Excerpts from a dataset
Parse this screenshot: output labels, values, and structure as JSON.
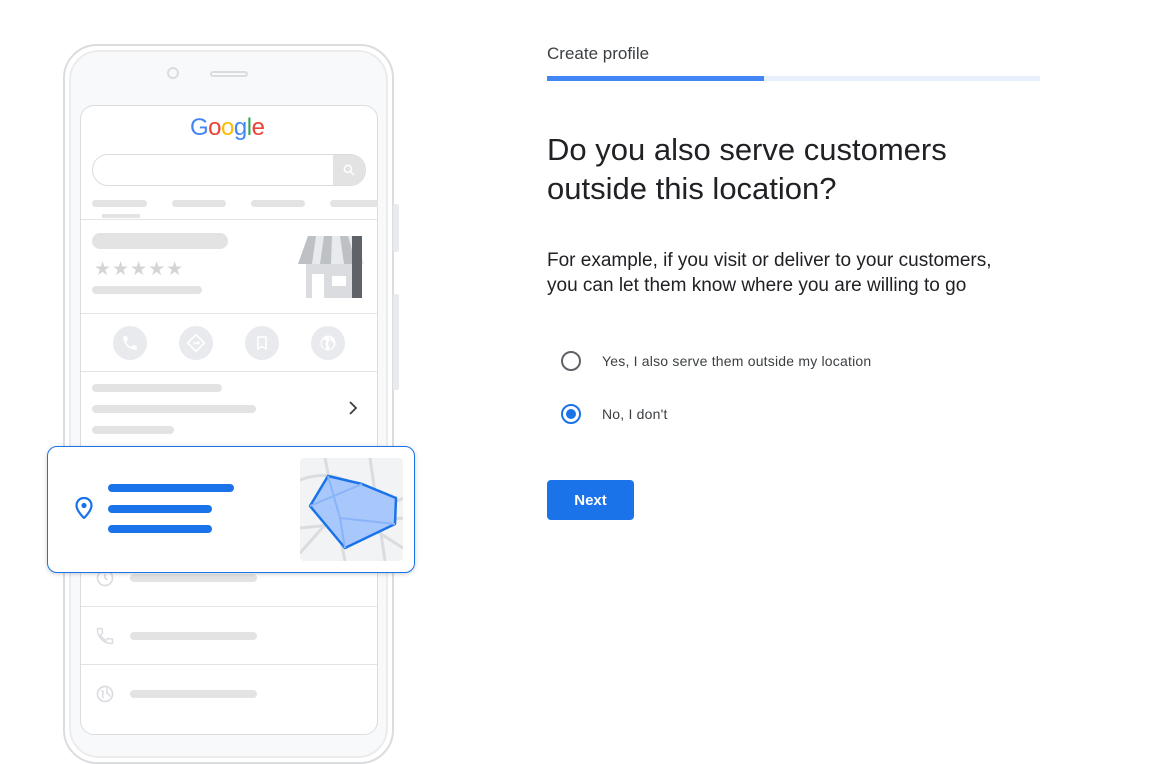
{
  "illustration": {
    "google_logo": {
      "letters": [
        "G",
        "o",
        "o",
        "g",
        "l",
        "e"
      ],
      "colors": [
        "#4285F4",
        "#EA4335",
        "#FBBC05",
        "#4285F4",
        "#34A853",
        "#EA4335"
      ]
    },
    "stars": "★★★★★"
  },
  "form": {
    "step_label": "Create profile",
    "progress_fraction": 0.44,
    "headline_line1": "Do you also serve customers",
    "headline_line2": "outside this location?",
    "subtext_line1": "For example, if you visit or deliver to your customers,",
    "subtext_line2": "you can let them know where you are willing to go",
    "options": [
      {
        "label": "Yes, I also serve them outside my location",
        "selected": false
      },
      {
        "label": "No, I don't",
        "selected": true
      }
    ],
    "next_label": "Next"
  },
  "colors": {
    "accent": "#1a73e8",
    "progress": "#4285f4",
    "map_area": "#a8c7fa"
  }
}
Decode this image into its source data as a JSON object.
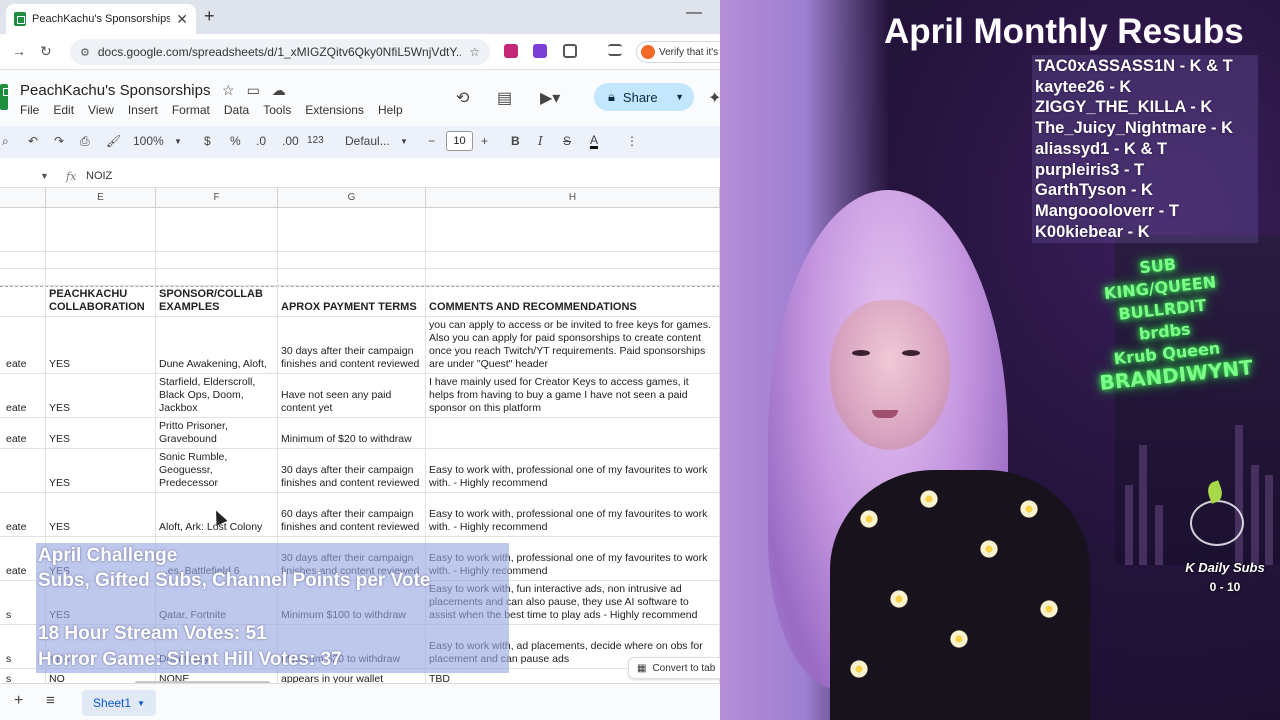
{
  "browser": {
    "tab_title": "PeachKachu's Sponsorships - G",
    "url": "docs.google.com/spreadsheets/d/1_xMIGZQitv6Qky0NfiL5WnjVdtY...",
    "verify_label": "Verify that it's"
  },
  "sheets": {
    "doc_title": "PeachKachu's Sponsorships",
    "menus": [
      "File",
      "Edit",
      "View",
      "Insert",
      "Format",
      "Data",
      "Tools",
      "Extensions",
      "Help"
    ],
    "share_label": "Share",
    "zoom": "100%",
    "currency": "$",
    "percent": "%",
    "decimals": ".0",
    "more_decimals": ".00",
    "number_format": "123",
    "font": "Defaul...",
    "font_size": "10",
    "formula_value": "NOIZ",
    "columns": [
      "E",
      "F",
      "G",
      "H"
    ],
    "header_row": {
      "e": "PEACHKACHU COLLABORATION",
      "f": "SPONSOR/COLLAB EXAMPLES",
      "g": "APROX PAYMENT TERMS",
      "h": "COMMENTS AND RECOMMENDATIONS"
    },
    "rows": [
      {
        "cut": "eate",
        "e": "YES",
        "f": "Dune Awakening, Aloft,",
        "g": "30 days after their campaign finishes and content reviewed",
        "h": "you can apply to access or be invited to free keys for games. Also you can apply for paid sponsorships to create content once you reach Twitch/YT requirements. Paid sponsorships are under \"Quest\" header"
      },
      {
        "cut": "eate",
        "e": "YES",
        "f": "Starfield, Elderscroll, Black Ops, Doom, Jackbox",
        "g": "Have not seen any paid content yet",
        "h": "I have mainly used for Creator Keys to access games, it helps from having to buy a game I have not seen a paid sponsor on this platform"
      },
      {
        "cut": "eate",
        "e": "YES",
        "f": "Pritto Prisoner, Gravebound",
        "g": "Minimum of $20 to withdraw",
        "h": ""
      },
      {
        "cut": "",
        "e": "YES",
        "f": "Sonic Rumble, Geoguessr, Predecessor",
        "g": "30 days after their campaign finishes and content reviewed",
        "h": "Easy to work with, professional one of my favourites to work with. - Highly recommend"
      },
      {
        "cut": "eate",
        "e": "YES",
        "f": "Aloft, Ark: Lost Colony",
        "g": "60 days after their campaign finishes and content reviewed",
        "h": "Easy to work with, professional one of my favourites to work with. - Highly recommend"
      },
      {
        "cut": "eate",
        "e": "YES",
        "f": "...es, Battlefield 6",
        "g": "30 days after their campaign finishes and content reviewed",
        "h": "Easy to work with, professional one of my favourites to work with. - Highly recommend"
      },
      {
        "cut": "s",
        "e": "YES",
        "f": "Qatar, Fortnite",
        "g": "Minimum $100 to withdraw",
        "h": "Easy to work with, fun interactive ads, non intrusive ad placements and can also pause, they use AI software to assist when the best time to play ads - Highly recommend"
      },
      {
        "cut": "s",
        "e": "YES",
        "f": "Doomsday",
        "g": "Minimum $20 to withdraw",
        "h": "Easy to work with, ad placements, decide where on obs for placement and can pause ads"
      },
      {
        "cut": "s",
        "e": "NO",
        "f": "NONE",
        "g": "appears in your wallet",
        "h": "TBD"
      }
    ],
    "sheet_tab": "Sheet1",
    "convert_label": "Convert to tab"
  },
  "challenge": {
    "title": "April Challenge",
    "subtitle": "Subs, Gifted Subs, Channel Points per Vote",
    "vote1": "18 Hour Stream Votes: 51",
    "vote2": "Horror Game: Silent Hill Votes: 37"
  },
  "resubs": {
    "title": "April Monthly Resubs",
    "names": [
      "TAC0xASSASS1N - K & T",
      "kaytee26 - K",
      "ZIGGY_THE_KILLA - K",
      "The_Juicy_Nightmare  - K",
      "aliassyd1 -  K & T",
      "purpleiris3  - T",
      "GarthTyson - K",
      "Mangoooloverr - T",
      "K00kiebear - K"
    ]
  },
  "neon_sign": {
    "line1": "SUB KING/QUEEN",
    "line2": "BULLRDIT",
    "line3": "brdbs",
    "line4": "Krub Queen",
    "line5": "BRANDIWYNT"
  },
  "daily_subs": {
    "label": "K Daily Subs",
    "count": "0 - 10"
  },
  "colors": {
    "share": "#c2e7ff",
    "sheets_green": "#1e8e3e",
    "neon": "#7dff8a",
    "challenge_overlay": "#96a5e1"
  }
}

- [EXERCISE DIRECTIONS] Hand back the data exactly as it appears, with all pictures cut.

- [WRITTEN ANSWER]
Parse this screenshot: output labels, values, and structure as JSON.
{
  "illustration": {
    "google_logo": {
      "letters": [
        "G",
        "o",
        "o",
        "g",
        "l",
        "e"
      ],
      "colors": [
        "#4285F4",
        "#EA4335",
        "#FBBC05",
        "#4285F4",
        "#34A853",
        "#EA4335"
      ]
    },
    "stars": "★★★★★"
  },
  "form": {
    "step_label": "Create profile",
    "progress_fraction": 0.44,
    "headline_line1": "Do you also serve customers",
    "headline_line2": "outside this location?",
    "subtext_line1": "For example, if you visit or deliver to your customers,",
    "subtext_line2": "you can let them know where you are willing to go",
    "options": [
      {
        "label": "Yes, I also serve them outside my location",
        "selected": false
      },
      {
        "label": "No, I don't",
        "selected": true
      }
    ],
    "next_label": "Next"
  },
  "colors": {
    "accent": "#1a73e8",
    "progress": "#4285f4",
    "map_area": "#a8c7fa"
  }
}
Decode this image into its source data as a JSON object.
{
  "browser": {
    "tab_title": "PeachKachu's Sponsorships - G",
    "url": "docs.google.com/spreadsheets/d/1_xMIGZQitv6Qky0NfiL5WnjVdtY...",
    "verify_label": "Verify that it's"
  },
  "sheets": {
    "doc_title": "PeachKachu's Sponsorships",
    "menus": [
      "File",
      "Edit",
      "View",
      "Insert",
      "Format",
      "Data",
      "Tools",
      "Extensions",
      "Help"
    ],
    "share_label": "Share",
    "zoom": "100%",
    "currency": "$",
    "percent": "%",
    "decimals": ".0",
    "more_decimals": ".00",
    "number_format": "123",
    "font": "Defaul...",
    "font_size": "10",
    "formula_value": "NOIZ",
    "columns": [
      "E",
      "F",
      "G",
      "H"
    ],
    "header_row": {
      "e": "PEACHKACHU COLLABORATION",
      "f": "SPONSOR/COLLAB EXAMPLES",
      "g": "APROX PAYMENT TERMS",
      "h": "COMMENTS AND RECOMMENDATIONS"
    },
    "rows": [
      {
        "cut": "eate",
        "e": "YES",
        "f": "Dune Awakening, Aloft,",
        "g": "30 days after their campaign finishes and content reviewed",
        "h": "you can apply to access or be invited to free keys for games. Also you can apply for paid sponsorships to create content once you reach Twitch/YT requirements. Paid sponsorships are under \"Quest\" header"
      },
      {
        "cut": "eate",
        "e": "YES",
        "f": "Starfield, Elderscroll, Black Ops, Doom, Jackbox",
        "g": "Have not seen any paid content yet",
        "h": "I have mainly used for Creator Keys to access games, it helps from having to buy a game I have not seen a paid sponsor on this platform"
      },
      {
        "cut": "eate",
        "e": "YES",
        "f": "Pritto Prisoner, Gravebound",
        "g": "Minimum of $20 to withdraw",
        "h": ""
      },
      {
        "cut": "",
        "e": "YES",
        "f": "Sonic Rumble, Geoguessr, Predecessor",
        "g": "30 days after their campaign finishes and content reviewed",
        "h": "Easy to work with, professional one of my favourites to work with. - Highly recommend"
      },
      {
        "cut": "eate",
        "e": "YES",
        "f": "Aloft, Ark: Lost Colony",
        "g": "60 days after their campaign finishes and content reviewed",
        "h": "Easy to work with, professional one of my favourites to work with. - Highly recommend"
      },
      {
        "cut": "eate",
        "e": "YES",
        "f": "...es, Battlefield 6",
        "g": "30 days after their campaign finishes and content reviewed",
        "h": "Easy to work with, professional one of my favourites to work with. - Highly recommend"
      },
      {
        "cut": "s",
        "e": "YES",
        "f": "Qatar, Fortnite",
        "g": "Minimum $100 to withdraw",
        "h": "Easy to work with, fun interactive ads, non intrusive ad placements and can also pause, they use AI software to assist when the best time to play ads - Highly recommend"
      },
      {
        "cut": "s",
        "e": "YES",
        "f": "Doomsday",
        "g": "Minimum $20 to withdraw",
        "h": "Easy to work with, ad placements, decide where on obs for placement and can pause ads"
      },
      {
        "cut": "s",
        "e": "NO",
        "f": "NONE",
        "g": "appears in your wallet",
        "h": "TBD"
      }
    ],
    "sheet_tab": "Sheet1",
    "convert_label": "Convert to tab"
  },
  "challenge": {
    "title": "April Challenge",
    "subtitle": "Subs, Gifted Subs, Channel Points per Vote",
    "vote1": "18 Hour Stream Votes: 51",
    "vote2": "Horror Game: Silent Hill Votes: 37"
  },
  "resubs": {
    "title": "April Monthly Resubs",
    "names": [
      "TAC0xASSASS1N - K & T",
      "kaytee26 - K",
      "ZIGGY_THE_KILLA - K",
      "The_Juicy_Nightmare  - K",
      "aliassyd1 -  K & T",
      "purpleiris3  - T",
      "GarthTyson - K",
      "Mangoooloverr - T",
      "K00kiebear - K"
    ]
  },
  "neon_sign": {
    "line1": "SUB KING/QUEEN",
    "line2": "BULLRDIT",
    "line3": "brdbs",
    "line4": "Krub Queen",
    "line5": "BRANDIWYNT"
  },
  "daily_subs": {
    "label": "K Daily Subs",
    "count": "0 - 10"
  },
  "colors": {
    "share": "#c2e7ff",
    "sheets_green": "#1e8e3e",
    "neon": "#7dff8a",
    "challenge_overlay": "#96a5e1"
  }
}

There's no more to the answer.